Seven US soldiers were killed amid rising violence in the Afghanistan war, as well as a parliamentary candidate and five campaign workers. President Karzai's chief of staff also said the US must alter its strategy to defeat the Taliban.
Guest blogger Jason Stearns offers highlights of the period 1993-1996 from a leaked UN draft report that chronicles mass atrocities in the Congo between 1993 and 2003.
The International Grains Council cut its projected world grain output Thursday. Drought in eastern Europe has sparked a Russia grain export ban.
Iraq's new US ambassador has been welcomed by Iraqi political leaders, who criticized his predecessor for not being actively engaged in the political process.
Rwanda responded angrily to a leaked UN report that said the country’s Tutsi-led Army might have carried out a Hutu genocide in the Congo.
Jimmy Carter left North Korea with American Aijalon Gomes and a message that Kim Jong-il wants to resume six-party talks, even if he didn't want to talk to Carter.
Canada arrested three citizens this week on allegations they were conspiring to facilitate terrorist activity. Homegrown terrorism is a rising concern, but some analysts have cautioned against encouraging radicalism by overstating the problem.
A decade ago tuition reform was introduced to get European students to graduate in under five years.
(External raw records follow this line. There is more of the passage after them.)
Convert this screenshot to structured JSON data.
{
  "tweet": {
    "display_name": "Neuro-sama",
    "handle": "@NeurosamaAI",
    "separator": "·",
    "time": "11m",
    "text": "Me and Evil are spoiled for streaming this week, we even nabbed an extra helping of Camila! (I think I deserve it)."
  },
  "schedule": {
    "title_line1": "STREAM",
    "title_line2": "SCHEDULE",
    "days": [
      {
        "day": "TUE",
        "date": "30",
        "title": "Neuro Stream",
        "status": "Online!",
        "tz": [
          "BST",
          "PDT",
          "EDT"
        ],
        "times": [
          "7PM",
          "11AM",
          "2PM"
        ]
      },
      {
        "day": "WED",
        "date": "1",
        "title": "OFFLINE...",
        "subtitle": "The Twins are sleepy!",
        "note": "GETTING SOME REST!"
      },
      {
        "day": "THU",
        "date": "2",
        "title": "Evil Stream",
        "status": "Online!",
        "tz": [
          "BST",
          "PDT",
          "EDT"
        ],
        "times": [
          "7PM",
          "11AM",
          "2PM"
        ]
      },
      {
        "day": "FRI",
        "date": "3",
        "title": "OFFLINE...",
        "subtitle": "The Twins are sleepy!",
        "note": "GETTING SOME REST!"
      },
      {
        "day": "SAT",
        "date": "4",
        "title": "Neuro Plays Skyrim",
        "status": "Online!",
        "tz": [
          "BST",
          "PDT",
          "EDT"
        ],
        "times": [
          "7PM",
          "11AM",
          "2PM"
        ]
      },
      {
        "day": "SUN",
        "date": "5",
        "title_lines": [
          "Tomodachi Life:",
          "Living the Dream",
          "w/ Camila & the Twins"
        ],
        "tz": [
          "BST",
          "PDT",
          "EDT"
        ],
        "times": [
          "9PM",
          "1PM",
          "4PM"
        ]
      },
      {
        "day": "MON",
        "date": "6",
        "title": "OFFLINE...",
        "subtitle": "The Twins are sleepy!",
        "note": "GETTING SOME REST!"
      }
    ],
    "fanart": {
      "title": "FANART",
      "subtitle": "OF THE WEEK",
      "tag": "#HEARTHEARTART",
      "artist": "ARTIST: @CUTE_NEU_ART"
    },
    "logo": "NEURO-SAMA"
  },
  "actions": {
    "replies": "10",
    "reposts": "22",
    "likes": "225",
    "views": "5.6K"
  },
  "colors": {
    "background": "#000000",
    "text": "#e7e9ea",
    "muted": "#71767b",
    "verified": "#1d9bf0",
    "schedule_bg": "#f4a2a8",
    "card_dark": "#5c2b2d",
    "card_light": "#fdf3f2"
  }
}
Today debate is hot over how struggling Eurozone countries can keep intact free education for all.
Pakistan flood foreign aid groups appear to be unfazed by Taliban threats that their presence is 'unacceptable.' Foreign aid workers note that they are always working in a 'high security context.'
Security guards ejected South Africa media professionals from a meeting of the ANC Youth League on Thursday, another sign of the African National Congress's increasing discomfort with a free press.
The striking conclusion of a new draft UN report is that violence perpetrated by Rwandan President Paul Kagame's and Congolese President Laurent Kabila's forces against Hutus could constitute 'crimes of genocide.'